Hall, Rebecca. “Not Killing Me Softly: African American Women, Slave Revolts, And HistoricalConstructions of Racialized Gender,” Vol. 1, Issue 2 of The Freedom Center Journal, a jointpublication of University of Cincinnati College of Law and the National Underground RailroadCenter, June, (2010)
Winner of First Article Prize, American Historical Association, Coordinating Council for Women in History, 2011. Supported by the Mellon Foundation’s Post-Doctoral Fellowship at U.C. Berkeley, the American Association of University Women Dissertation Fellowship, and National Science Foundation/Ford Foundation Dissertation Fellowship.

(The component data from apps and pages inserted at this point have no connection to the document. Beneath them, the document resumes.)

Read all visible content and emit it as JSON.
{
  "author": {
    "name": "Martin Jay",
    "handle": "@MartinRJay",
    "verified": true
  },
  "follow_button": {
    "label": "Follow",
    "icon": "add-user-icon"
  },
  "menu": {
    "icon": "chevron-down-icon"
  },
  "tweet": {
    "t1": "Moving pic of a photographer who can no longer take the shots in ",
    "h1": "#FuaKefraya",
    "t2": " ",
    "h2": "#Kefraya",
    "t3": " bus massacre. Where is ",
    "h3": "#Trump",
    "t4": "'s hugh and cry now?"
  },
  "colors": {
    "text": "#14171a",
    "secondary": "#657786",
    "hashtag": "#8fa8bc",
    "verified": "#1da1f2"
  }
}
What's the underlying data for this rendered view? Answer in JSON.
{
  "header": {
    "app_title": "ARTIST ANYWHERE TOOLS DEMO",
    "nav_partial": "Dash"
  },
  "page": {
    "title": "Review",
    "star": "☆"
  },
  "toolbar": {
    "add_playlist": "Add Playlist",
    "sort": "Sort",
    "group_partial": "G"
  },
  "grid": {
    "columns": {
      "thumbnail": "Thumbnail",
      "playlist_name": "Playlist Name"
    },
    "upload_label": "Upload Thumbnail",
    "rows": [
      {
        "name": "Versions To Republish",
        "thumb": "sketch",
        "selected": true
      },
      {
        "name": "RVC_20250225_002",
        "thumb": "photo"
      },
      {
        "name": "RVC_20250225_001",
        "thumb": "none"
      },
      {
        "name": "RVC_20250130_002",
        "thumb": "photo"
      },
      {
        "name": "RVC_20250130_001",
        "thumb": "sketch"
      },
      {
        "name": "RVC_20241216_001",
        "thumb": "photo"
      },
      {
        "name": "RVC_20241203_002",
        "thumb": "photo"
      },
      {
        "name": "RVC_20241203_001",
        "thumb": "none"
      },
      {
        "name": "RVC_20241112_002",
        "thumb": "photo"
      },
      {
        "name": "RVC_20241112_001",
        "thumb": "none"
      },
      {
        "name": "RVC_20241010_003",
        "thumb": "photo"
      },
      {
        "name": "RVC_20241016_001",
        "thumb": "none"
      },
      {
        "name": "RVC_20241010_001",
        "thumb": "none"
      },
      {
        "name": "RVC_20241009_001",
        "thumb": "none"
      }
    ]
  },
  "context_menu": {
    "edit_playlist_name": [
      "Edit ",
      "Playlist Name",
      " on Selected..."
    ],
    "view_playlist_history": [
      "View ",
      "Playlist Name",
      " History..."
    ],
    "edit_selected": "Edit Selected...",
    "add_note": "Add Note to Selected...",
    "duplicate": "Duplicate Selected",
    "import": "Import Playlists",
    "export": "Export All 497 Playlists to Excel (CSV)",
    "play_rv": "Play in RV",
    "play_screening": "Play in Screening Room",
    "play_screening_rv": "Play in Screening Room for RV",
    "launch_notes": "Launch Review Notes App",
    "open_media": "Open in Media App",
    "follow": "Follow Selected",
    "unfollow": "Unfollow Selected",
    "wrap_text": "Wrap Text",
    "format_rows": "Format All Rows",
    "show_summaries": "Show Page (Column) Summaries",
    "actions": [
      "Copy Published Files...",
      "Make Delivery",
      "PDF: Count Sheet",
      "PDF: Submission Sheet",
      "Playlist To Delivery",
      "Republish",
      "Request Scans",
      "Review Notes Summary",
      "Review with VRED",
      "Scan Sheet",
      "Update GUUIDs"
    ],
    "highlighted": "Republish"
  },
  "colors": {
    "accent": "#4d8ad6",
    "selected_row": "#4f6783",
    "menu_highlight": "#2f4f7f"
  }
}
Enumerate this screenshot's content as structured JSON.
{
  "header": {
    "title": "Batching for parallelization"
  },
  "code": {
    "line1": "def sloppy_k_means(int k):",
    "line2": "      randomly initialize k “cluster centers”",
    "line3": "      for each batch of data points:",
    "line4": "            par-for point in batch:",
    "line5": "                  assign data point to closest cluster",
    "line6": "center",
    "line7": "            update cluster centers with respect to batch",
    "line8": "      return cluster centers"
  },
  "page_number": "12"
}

In Not Killing Me Softly, I recover the stories of enslaved African American women leading revolts on slave ships and in colonial New York City, and show how to find the women in the documents: The court records, newspaper articles, captains’ logs of slave ships, insurance policies, government documents. The letters to the British Crown and its Privy Council. Regulations on how to “manage cargo” on slave ships. The correspondence of slave owners. Even the bones of enslaved women buried in “the negro burying ground” in New York City. We can recover these brave women’s stories and return their acts to history.
Mainstream histories emphatically insist that enslaved women in the United States did not participate in slave revolts. And why all this silencing, anyway? The first histories of slavery in the United States denied that enslaved people resisted at all, since the “peculiar institution” in the U.S. was so “benign” and “civilizing” for African people. Later white male historians would develop complex social theories as to why there was no resistance: slavery was a “totalizing institution,” similar to concentration camps. Slavery was “hegemonic,” and enslaved people consented to being enslaved. Radical historians like W.E.B DuBois and Herbert Aptheker were telling the truth about resistance, but that kind of work didn’t make it into the academy, or the textbook. As African American male historians began to be heard against the backdrop of the Civil Rights and Black Power movements, they recovered the histories of the hundreds of slave revolts that occurred in this country, helping to bring down the institution itself. But they wrote in the framework of the pervasive discourse that insisted Black “sex roles” were dysfunctional—the men “emasculated,” the women “matriarchal.” So they insisted that enslaved women did not take up the “manly” work of coordinated acts of violent resistance. As Stokely Carmichael said when asked about the role of women in the Civil Rights movement, her replied: “The only position for women in SNCC is prone.”
As women’s history began to be taken seriously in the late 1970s and 1980s, these feminist historians never questioned the central assumption that enslaved women didn’t participate in revolt. Instead, they wrote to reclaim all the other acts of resistance: the arsons, the poisonings, the destruction of tools—those daily acts that wear on an institution, the “weapons of the weak.” They argued that these more “feminine acts” were just as powerful, if not more so.
“Not Killing Me Softly,” was the first historical work that pushed back against all this. I started doing the detective work we historians are trained for, and there, in the sources were the women. Read about the strength and sacrifices of our ancestors as they gave up their lives in the struggle for freedom. Let us honor these women. Read Not Killing Me Softly: African American Women, Slave Revolts, and Historical Constructions of Racialized Gender